Drop every picture. Return the rest of the entries exactly.

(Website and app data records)

'''

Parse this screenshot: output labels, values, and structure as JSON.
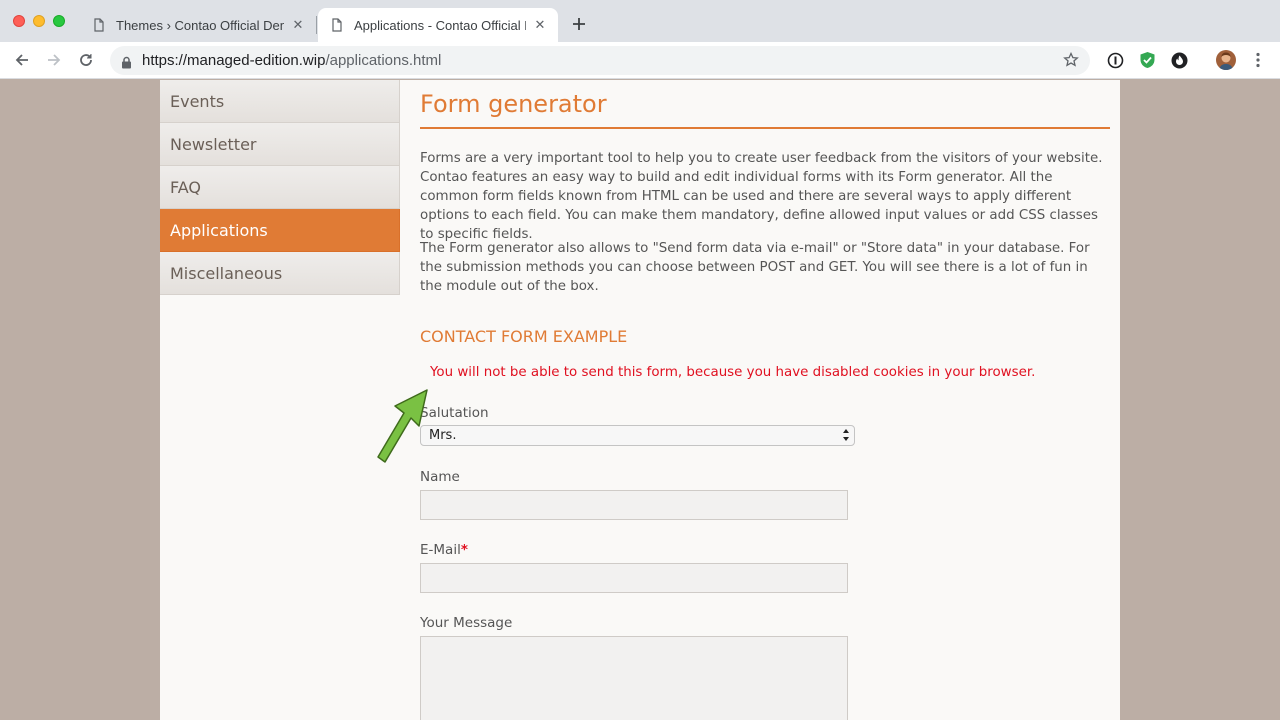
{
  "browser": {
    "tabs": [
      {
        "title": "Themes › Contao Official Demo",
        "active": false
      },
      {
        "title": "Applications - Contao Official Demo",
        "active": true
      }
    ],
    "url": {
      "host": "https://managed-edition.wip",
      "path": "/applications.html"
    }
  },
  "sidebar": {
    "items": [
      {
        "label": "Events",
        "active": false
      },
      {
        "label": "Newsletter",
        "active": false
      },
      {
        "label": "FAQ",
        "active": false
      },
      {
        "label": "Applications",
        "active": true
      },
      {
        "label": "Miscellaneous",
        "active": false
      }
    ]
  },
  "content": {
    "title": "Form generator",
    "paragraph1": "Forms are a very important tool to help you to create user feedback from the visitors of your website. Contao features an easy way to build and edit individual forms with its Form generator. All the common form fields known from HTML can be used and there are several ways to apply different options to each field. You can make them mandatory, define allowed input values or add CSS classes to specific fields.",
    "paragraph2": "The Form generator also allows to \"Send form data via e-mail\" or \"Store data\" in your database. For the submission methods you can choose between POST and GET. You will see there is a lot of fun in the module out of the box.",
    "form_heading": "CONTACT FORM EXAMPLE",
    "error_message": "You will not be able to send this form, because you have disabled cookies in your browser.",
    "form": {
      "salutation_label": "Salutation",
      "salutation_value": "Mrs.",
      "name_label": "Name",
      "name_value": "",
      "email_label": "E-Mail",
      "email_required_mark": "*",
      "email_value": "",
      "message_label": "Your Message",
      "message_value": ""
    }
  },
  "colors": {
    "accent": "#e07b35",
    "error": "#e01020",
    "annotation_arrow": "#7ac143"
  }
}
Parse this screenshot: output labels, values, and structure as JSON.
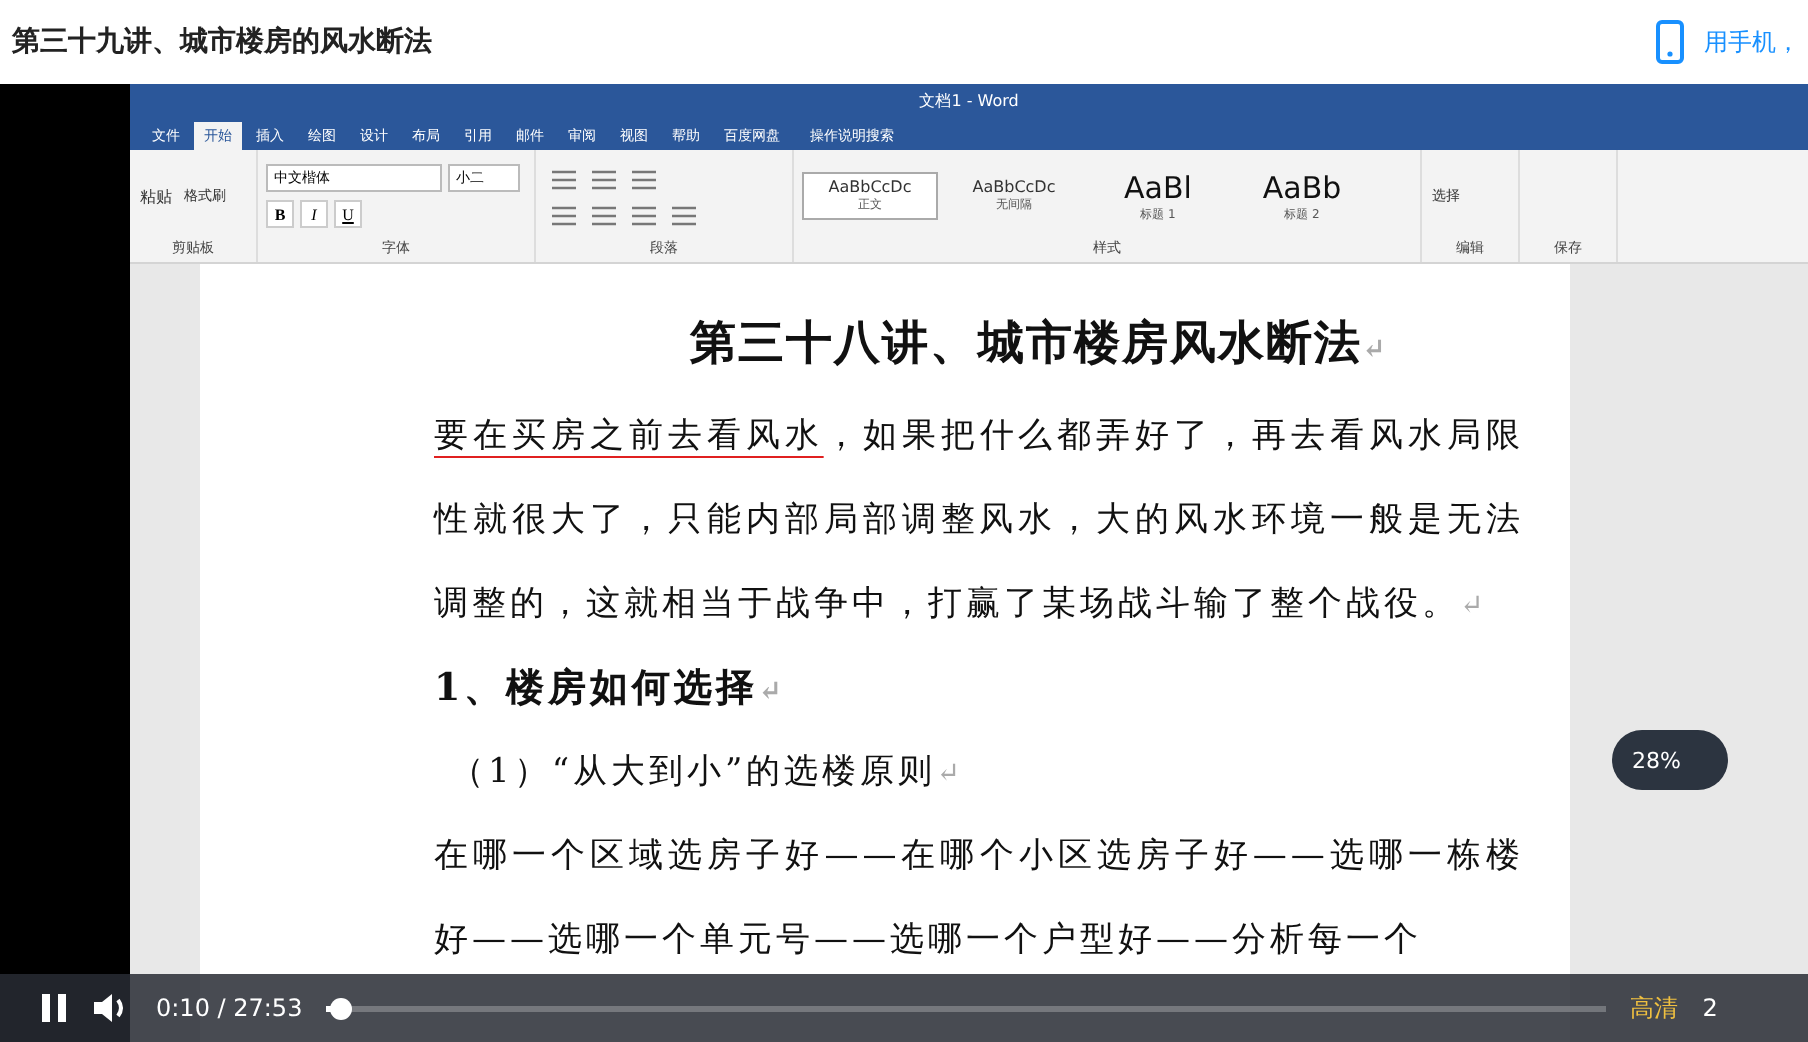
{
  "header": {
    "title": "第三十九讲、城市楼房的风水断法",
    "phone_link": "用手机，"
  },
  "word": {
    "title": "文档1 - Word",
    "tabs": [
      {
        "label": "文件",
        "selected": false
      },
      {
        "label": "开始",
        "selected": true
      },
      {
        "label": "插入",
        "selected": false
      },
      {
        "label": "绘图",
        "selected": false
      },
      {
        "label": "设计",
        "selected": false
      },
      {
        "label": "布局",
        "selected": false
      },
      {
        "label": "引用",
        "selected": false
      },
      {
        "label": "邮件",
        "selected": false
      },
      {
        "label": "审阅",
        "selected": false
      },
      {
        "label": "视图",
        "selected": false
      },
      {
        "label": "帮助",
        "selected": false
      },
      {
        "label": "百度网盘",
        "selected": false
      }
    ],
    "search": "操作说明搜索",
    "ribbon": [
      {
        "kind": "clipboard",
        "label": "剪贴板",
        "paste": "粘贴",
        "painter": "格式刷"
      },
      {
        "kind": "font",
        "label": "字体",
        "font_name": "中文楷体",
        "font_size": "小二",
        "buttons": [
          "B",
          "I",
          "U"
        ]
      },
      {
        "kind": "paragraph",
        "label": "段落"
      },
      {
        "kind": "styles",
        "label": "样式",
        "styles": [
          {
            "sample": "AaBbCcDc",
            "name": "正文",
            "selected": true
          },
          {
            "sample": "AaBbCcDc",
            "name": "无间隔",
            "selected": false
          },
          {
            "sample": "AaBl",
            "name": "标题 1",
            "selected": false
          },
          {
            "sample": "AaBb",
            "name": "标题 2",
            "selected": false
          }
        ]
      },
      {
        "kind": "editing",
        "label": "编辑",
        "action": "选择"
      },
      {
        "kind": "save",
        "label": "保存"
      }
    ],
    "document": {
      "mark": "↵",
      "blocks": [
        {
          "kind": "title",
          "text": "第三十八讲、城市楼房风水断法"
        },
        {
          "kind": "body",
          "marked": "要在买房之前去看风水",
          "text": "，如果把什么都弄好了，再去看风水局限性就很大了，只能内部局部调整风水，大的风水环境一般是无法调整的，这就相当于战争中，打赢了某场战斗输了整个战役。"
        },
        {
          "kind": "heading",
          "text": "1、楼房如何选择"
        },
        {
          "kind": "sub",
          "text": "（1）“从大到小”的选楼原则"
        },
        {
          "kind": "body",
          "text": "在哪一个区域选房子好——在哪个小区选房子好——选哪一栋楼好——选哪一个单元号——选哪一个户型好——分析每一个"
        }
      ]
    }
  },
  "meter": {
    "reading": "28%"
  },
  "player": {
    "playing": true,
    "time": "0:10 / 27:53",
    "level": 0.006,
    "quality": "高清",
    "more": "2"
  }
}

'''

EXPECTED OUTPUT
Parse this screenshot: output labels, values, and structure as JSON.
{
  "browser": {
    "tabs": [
      {
        "title": "Themes › Contao Official Demo",
        "active": false
      },
      {
        "title": "Applications - Contao Official Demo",
        "active": true
      }
    ],
    "url": {
      "host": "https://managed-edition.wip",
      "path": "/applications.html"
    }
  },
  "sidebar": {
    "items": [
      {
        "label": "Events",
        "active": false
      },
      {
        "label": "Newsletter",
        "active": false
      },
      {
        "label": "FAQ",
        "active": false
      },
      {
        "label": "Applications",
        "active": true
      },
      {
        "label": "Miscellaneous",
        "active": false
      }
    ]
  },
  "content": {
    "title": "Form generator",
    "paragraph1": "Forms are a very important tool to help you to create user feedback from the visitors of your website. Contao features an easy way to build and edit individual forms with its Form generator. All the common form fields known from HTML can be used and there are several ways to apply different options to each field. You can make them mandatory, define allowed input values or add CSS classes to specific fields.",
    "paragraph2": "The Form generator also allows to \"Send form data via e-mail\" or \"Store data\" in your database. For the submission methods you can choose between POST and GET. You will see there is a lot of fun in the module out of the box.",
    "form_heading": "CONTACT FORM EXAMPLE",
    "error_message": "You will not be able to send this form, because you have disabled cookies in your browser.",
    "form": {
      "salutation_label": "Salutation",
      "salutation_value": "Mrs.",
      "name_label": "Name",
      "name_value": "",
      "email_label": "E-Mail",
      "email_required_mark": "*",
      "email_value": "",
      "message_label": "Your Message",
      "message_value": ""
    }
  },
  "colors": {
    "accent": "#e07b35",
    "error": "#e01020",
    "annotation_arrow": "#7ac143"
  }
}
Parse this screenshot: output labels, values, and structure as JSON.
{
  "header": {
    "title": "第三十九讲、城市楼房的风水断法",
    "phone_link": "用手机，"
  },
  "word": {
    "title": "文档1 - Word",
    "tabs": [
      {
        "label": "文件",
        "selected": false
      },
      {
        "label": "开始",
        "selected": true
      },
      {
        "label": "插入",
        "selected": false
      },
      {
        "label": "绘图",
        "selected": false
      },
      {
        "label": "设计",
        "selected": false
      },
      {
        "label": "布局",
        "selected": false
      },
      {
        "label": "引用",
        "selected": false
      },
      {
        "label": "邮件",
        "selected": false
      },
      {
        "label": "审阅",
        "selected": false
      },
      {
        "label": "视图",
        "selected": false
      },
      {
        "label": "帮助",
        "selected": false
      },
      {
        "label": "百度网盘",
        "selected": false
      }
    ],
    "search": "操作说明搜索",
    "ribbon": [
      {
        "kind": "clipboard",
        "label": "剪贴板",
        "paste": "粘贴",
        "painter": "格式刷"
      },
      {
        "kind": "font",
        "label": "字体",
        "font_name": "中文楷体",
        "font_size": "小二",
        "buttons": [
          "B",
          "I",
          "U"
        ]
      },
      {
        "kind": "paragraph",
        "label": "段落"
      },
      {
        "kind": "styles",
        "label": "样式",
        "styles": [
          {
            "sample": "AaBbCcDc",
            "name": "正文",
            "selected": true
          },
          {
            "sample": "AaBbCcDc",
            "name": "无间隔",
            "selected": false
          },
          {
            "sample": "AaBl",
            "name": "标题 1",
            "selected": false
          },
          {
            "sample": "AaBb",
            "name": "标题 2",
            "selected": false
          }
        ]
      },
      {
        "kind": "editing",
        "label": "编辑",
        "action": "选择"
      },
      {
        "kind": "save",
        "label": "保存"
      }
    ],
    "document": {
      "mark": "↵",
      "blocks": [
        {
          "kind": "title",
          "text": "第三十八讲、城市楼房风水断法"
        },
        {
          "kind": "body",
          "marked": "要在买房之前去看风水",
          "text": "，如果把什么都弄好了，再去看风水局限性就很大了，只能内部局部调整风水，大的风水环境一般是无法调整的，这就相当于战争中，打赢了某场战斗输了整个战役。"
        },
        {
          "kind": "heading",
          "text": "1、楼房如何选择"
        },
        {
          "kind": "sub",
          "text": "（1）“从大到小”的选楼原则"
        },
        {
          "kind": "body",
          "text": "在哪一个区域选房子好——在哪个小区选房子好——选哪一栋楼好——选哪一个单元号——选哪一个户型好——分析每一个"
        }
      ]
    }
  },
  "meter": {
    "reading": "28%"
  },
  "player": {
    "playing": true,
    "time": "0:10 / 27:53",
    "level": 0.006,
    "quality": "高清",
    "more": "2"
  }
}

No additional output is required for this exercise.